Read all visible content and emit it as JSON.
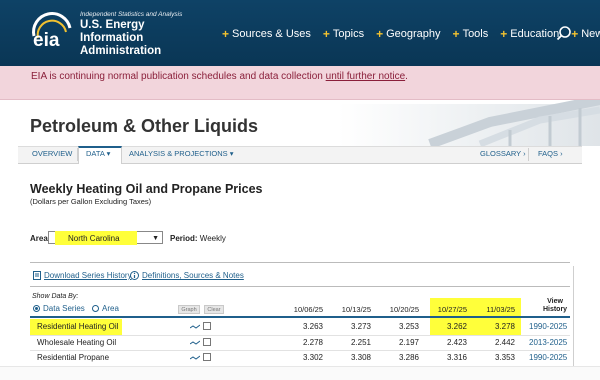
{
  "header": {
    "tagline": "Independent Statistics and Analysis",
    "org_line1": "U.S. Energy Information",
    "org_line2": "Administration",
    "logo_text": "eia",
    "nav": [
      {
        "label": "Sources & Uses"
      },
      {
        "label": "Topics"
      },
      {
        "label": "Geography"
      },
      {
        "label": "Tools"
      },
      {
        "label": "Education"
      },
      {
        "label": "News"
      }
    ]
  },
  "notice": {
    "text": "EIA is continuing normal publication schedules and data collection ",
    "link": "until further notice",
    "end": "."
  },
  "page": {
    "title": "Petroleum & Other Liquids",
    "tabs": {
      "overview": "OVERVIEW",
      "data": "DATA",
      "analysis": "ANALYSIS & PROJECTIONS",
      "glossary": "GLOSSARY",
      "faqs": "FAQS"
    }
  },
  "content": {
    "title": "Weekly Heating Oil and Propane Prices",
    "subtitle": "(Dollars per Gallon Excluding Taxes)",
    "area_label": "Area:",
    "area_value": "North Carolina",
    "period_label": "Period:",
    "period_value": "Weekly",
    "download_link": "Download Series History",
    "definitions_link": "Definitions, Sources & Notes",
    "show_by": "Show Data By:",
    "radio_series": "Data Series",
    "radio_area": "Area",
    "graph_btn": "Graph",
    "clear_btn": "Clear",
    "view_history_1": "View",
    "view_history_2": "History",
    "columns": [
      "10/06/25",
      "10/13/25",
      "10/20/25",
      "10/27/25",
      "11/03/25"
    ],
    "rows": [
      {
        "label": "Residential Heating Oil",
        "values": [
          "3.263",
          "3.273",
          "3.253",
          "3.262",
          "3.278"
        ],
        "history": "1990-2025"
      },
      {
        "label": "Wholesale Heating Oil",
        "values": [
          "2.278",
          "2.251",
          "2.197",
          "2.423",
          "2.442"
        ],
        "history": "2013-2025"
      },
      {
        "label": "Residential Propane",
        "values": [
          "3.302",
          "3.308",
          "3.286",
          "3.316",
          "3.353"
        ],
        "history": "1990-2025"
      }
    ]
  },
  "colors": {
    "header_bg": "#0b3c5d",
    "accent_gold": "#f2c230",
    "notice_bg": "#f2d5dc",
    "notice_text": "#8a1f3a",
    "link_blue": "#1f5f8b",
    "highlight": "#ffff3a"
  }
}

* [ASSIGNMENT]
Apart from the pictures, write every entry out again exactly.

* [RESPONSE AREA]
Read all visible content and emit it as JSON.
{
  "header": {
    "tagline": "Independent Statistics and Analysis",
    "org_line1": "U.S. Energy Information",
    "org_line2": "Administration",
    "logo_text": "eia",
    "nav": [
      {
        "label": "Sources & Uses"
      },
      {
        "label": "Topics"
      },
      {
        "label": "Geography"
      },
      {
        "label": "Tools"
      },
      {
        "label": "Education"
      },
      {
        "label": "News"
      }
    ]
  },
  "notice": {
    "text": "EIA is continuing normal publication schedules and data collection ",
    "link": "until further notice",
    "end": "."
  },
  "page": {
    "title": "Petroleum & Other Liquids",
    "tabs": {
      "overview": "OVERVIEW",
      "data": "DATA",
      "analysis": "ANALYSIS & PROJECTIONS",
      "glossary": "GLOSSARY",
      "faqs": "FAQS"
    }
  },
  "content": {
    "title": "Weekly Heating Oil and Propane Prices",
    "subtitle": "(Dollars per Gallon Excluding Taxes)",
    "area_label": "Area:",
    "area_value": "North Carolina",
    "period_label": "Period:",
    "period_value": "Weekly",
    "download_link": "Download Series History",
    "definitions_link": "Definitions, Sources & Notes",
    "show_by": "Show Data By:",
    "radio_series": "Data Series",
    "radio_area": "Area",
    "graph_btn": "Graph",
    "clear_btn": "Clear",
    "view_history_1": "View",
    "view_history_2": "History",
    "columns": [
      "10/06/25",
      "10/13/25",
      "10/20/25",
      "10/27/25",
      "11/03/25"
    ],
    "rows": [
      {
        "label": "Residential Heating Oil",
        "values": [
          "3.263",
          "3.273",
          "3.253",
          "3.262",
          "3.278"
        ],
        "history": "1990-2025"
      },
      {
        "label": "Wholesale Heating Oil",
        "values": [
          "2.278",
          "2.251",
          "2.197",
          "2.423",
          "2.442"
        ],
        "history": "2013-2025"
      },
      {
        "label": "Residential Propane",
        "values": [
          "3.302",
          "3.308",
          "3.286",
          "3.316",
          "3.353"
        ],
        "history": "1990-2025"
      }
    ]
  },
  "colors": {
    "header_bg": "#0b3c5d",
    "accent_gold": "#f2c230",
    "notice_bg": "#f2d5dc",
    "notice_text": "#8a1f3a",
    "link_blue": "#1f5f8b",
    "highlight": "#ffff3a"
  }
}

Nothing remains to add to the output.